The answer must consist of every record, printed exactly as it stands.

[Page and application data records]
● ● ● ● ● ● ●

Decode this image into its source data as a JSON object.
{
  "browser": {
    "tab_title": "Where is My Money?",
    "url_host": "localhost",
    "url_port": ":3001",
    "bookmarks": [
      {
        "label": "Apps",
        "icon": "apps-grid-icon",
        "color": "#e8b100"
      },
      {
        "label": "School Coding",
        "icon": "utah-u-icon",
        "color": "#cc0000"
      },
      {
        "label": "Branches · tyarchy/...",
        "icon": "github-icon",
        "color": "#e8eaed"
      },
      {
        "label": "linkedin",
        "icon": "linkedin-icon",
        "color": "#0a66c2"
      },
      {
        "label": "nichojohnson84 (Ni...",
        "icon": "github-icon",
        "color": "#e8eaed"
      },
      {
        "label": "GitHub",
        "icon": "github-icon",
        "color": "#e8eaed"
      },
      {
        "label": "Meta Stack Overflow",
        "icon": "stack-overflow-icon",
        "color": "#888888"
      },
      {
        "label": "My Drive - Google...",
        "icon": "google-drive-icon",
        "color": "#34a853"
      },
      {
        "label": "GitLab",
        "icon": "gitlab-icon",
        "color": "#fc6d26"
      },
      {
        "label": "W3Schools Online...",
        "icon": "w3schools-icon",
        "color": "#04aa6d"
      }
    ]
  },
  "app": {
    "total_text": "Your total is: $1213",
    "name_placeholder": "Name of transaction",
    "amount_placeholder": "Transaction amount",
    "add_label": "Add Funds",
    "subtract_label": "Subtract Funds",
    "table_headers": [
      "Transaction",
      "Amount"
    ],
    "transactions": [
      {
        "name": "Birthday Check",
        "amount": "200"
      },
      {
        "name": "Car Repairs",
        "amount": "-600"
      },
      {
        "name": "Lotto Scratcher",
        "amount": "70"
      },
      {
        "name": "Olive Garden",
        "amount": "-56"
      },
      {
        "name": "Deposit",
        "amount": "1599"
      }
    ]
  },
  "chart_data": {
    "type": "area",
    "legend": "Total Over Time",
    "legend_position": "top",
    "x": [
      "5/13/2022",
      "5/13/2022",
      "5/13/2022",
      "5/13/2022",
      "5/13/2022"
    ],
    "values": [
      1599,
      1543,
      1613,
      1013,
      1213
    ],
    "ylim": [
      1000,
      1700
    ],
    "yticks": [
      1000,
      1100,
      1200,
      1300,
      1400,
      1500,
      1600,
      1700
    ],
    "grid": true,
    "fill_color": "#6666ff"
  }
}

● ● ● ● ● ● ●

_Output_.
Decode this image into its source data as a JSON object.
{
  "browser": {
    "tab_title": "Where is My Money?",
    "url_host": "localhost",
    "url_port": ":3001",
    "bookmarks": [
      {
        "label": "Apps",
        "icon": "apps-grid-icon",
        "color": "#e8b100"
      },
      {
        "label": "School Coding",
        "icon": "utah-u-icon",
        "color": "#cc0000"
      },
      {
        "label": "Branches · tyarchy/...",
        "icon": "github-icon",
        "color": "#e8eaed"
      },
      {
        "label": "linkedin",
        "icon": "linkedin-icon",
        "color": "#0a66c2"
      },
      {
        "label": "nichojohnson84 (Ni...",
        "icon": "github-icon",
        "color": "#e8eaed"
      },
      {
        "label": "GitHub",
        "icon": "github-icon",
        "color": "#e8eaed"
      },
      {
        "label": "Meta Stack Overflow",
        "icon": "stack-overflow-icon",
        "color": "#888888"
      },
      {
        "label": "My Drive - Google...",
        "icon": "google-drive-icon",
        "color": "#34a853"
      },
      {
        "label": "GitLab",
        "icon": "gitlab-icon",
        "color": "#fc6d26"
      },
      {
        "label": "W3Schools Online...",
        "icon": "w3schools-icon",
        "color": "#04aa6d"
      }
    ]
  },
  "app": {
    "total_text": "Your total is: $1213",
    "name_placeholder": "Name of transaction",
    "amount_placeholder": "Transaction amount",
    "add_label": "Add Funds",
    "subtract_label": "Subtract Funds",
    "table_headers": [
      "Transaction",
      "Amount"
    ],
    "transactions": [
      {
        "name": "Birthday Check",
        "amount": "200"
      },
      {
        "name": "Car Repairs",
        "amount": "-600"
      },
      {
        "name": "Lotto Scratcher",
        "amount": "70"
      },
      {
        "name": "Olive Garden",
        "amount": "-56"
      },
      {
        "name": "Deposit",
        "amount": "1599"
      }
    ]
  },
  "chart_data": {
    "type": "area",
    "legend": "Total Over Time",
    "legend_position": "top",
    "x": [
      "5/13/2022",
      "5/13/2022",
      "5/13/2022",
      "5/13/2022",
      "5/13/2022"
    ],
    "values": [
      1599,
      1543,
      1613,
      1013,
      1213
    ],
    "ylim": [
      1000,
      1700
    ],
    "yticks": [
      1000,
      1100,
      1200,
      1300,
      1400,
      1500,
      1600,
      1700
    ],
    "grid": true,
    "fill_color": "#6666ff"
  }
}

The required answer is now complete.